Physical attack on hardline conservative journalist with intelligence agency links

Published on 23 February 2010

Reporters Without Borders condemns an assault on Payam Fazlinejad, a reporter who works for the ultra-conservative daily Kayhan. The official news agency IRNA said he was taken to Bagiolah Azam hospital after being seriously injured in an attack by several individuals on motorcycles on the evening of 21 February in Tehran.

“Fazlinejad’s controversial personality and his links with the intelligence agencies do not in any way justify the use of violence against this journalist,” Reporters Without Borders said. “It should be condemned by all those who defend free expression. We urge the authorities to shed light on this case.”

Fazlinejad began his career as a journalist working for the weekly Sinema at the end of the 1990s, around the time that Mohammad Khatami became president. He subsequently went to work for the hardline newspaper Kayhan, where he became known for the radical views he expressed in his columns.

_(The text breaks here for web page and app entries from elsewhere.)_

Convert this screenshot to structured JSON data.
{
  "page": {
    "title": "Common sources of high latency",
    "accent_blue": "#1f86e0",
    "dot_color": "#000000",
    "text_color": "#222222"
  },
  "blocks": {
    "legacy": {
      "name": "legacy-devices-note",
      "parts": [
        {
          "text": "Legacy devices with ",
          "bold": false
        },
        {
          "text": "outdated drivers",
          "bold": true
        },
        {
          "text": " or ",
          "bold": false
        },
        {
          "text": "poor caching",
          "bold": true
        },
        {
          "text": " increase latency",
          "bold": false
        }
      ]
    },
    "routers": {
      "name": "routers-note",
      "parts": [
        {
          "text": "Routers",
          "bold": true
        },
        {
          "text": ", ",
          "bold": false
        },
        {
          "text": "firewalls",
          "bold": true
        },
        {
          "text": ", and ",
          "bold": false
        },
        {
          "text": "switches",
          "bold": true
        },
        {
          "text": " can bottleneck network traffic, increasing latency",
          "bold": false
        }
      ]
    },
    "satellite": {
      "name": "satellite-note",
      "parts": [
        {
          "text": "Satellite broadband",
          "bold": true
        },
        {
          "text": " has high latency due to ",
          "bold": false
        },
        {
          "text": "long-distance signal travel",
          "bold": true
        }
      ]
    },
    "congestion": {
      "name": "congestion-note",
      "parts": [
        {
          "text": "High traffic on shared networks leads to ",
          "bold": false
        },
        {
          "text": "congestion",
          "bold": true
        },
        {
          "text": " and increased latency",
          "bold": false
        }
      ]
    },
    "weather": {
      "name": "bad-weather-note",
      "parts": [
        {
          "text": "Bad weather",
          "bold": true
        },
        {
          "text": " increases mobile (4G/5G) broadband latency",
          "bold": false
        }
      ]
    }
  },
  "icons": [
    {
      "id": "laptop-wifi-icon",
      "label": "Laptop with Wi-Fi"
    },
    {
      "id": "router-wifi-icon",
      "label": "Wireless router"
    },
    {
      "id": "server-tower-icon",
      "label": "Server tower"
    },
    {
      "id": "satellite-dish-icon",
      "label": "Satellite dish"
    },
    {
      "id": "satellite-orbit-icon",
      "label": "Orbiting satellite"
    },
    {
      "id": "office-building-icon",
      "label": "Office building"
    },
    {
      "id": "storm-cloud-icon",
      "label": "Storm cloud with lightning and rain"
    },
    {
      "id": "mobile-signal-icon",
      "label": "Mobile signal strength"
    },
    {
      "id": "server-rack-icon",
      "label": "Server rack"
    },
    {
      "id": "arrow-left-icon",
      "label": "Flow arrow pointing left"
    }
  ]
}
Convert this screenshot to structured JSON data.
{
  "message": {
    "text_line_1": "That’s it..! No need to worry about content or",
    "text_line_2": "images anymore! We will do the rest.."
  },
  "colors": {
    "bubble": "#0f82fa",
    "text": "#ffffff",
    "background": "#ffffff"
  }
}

Since last June’s disputed presidential election, he has often referring ironically to the opposition press and dissidents as “nato-cultural” (in an allusion to the North Atlantic Treaty Organisation). Several journalists and bloggers arrested in the last 10 years have accused him of being an informant for the intelligence services.

Kayhan’s current editor, Hossin Shariatmadry, used to work as an interrogator in Evin prison. Ayatollah Khamenei personally put him in charge of the newspaper at the start of the past decade. Kayhan has distinguished itself of late by its frequent attacks on journalists, intellectuals and dissidents, who are accused of being in the pay of foreign interests. Several libel suits were initiated against the newspaper and its editor but were not pursued.

Violence against journalists has increased considerably since the start of the protests over the results of the presidential election, but in the most cases the government has been responsible for the violence and independent and opposition media have been the targets. At least 65 journalists are currently detained and more than 60 have fled abroad.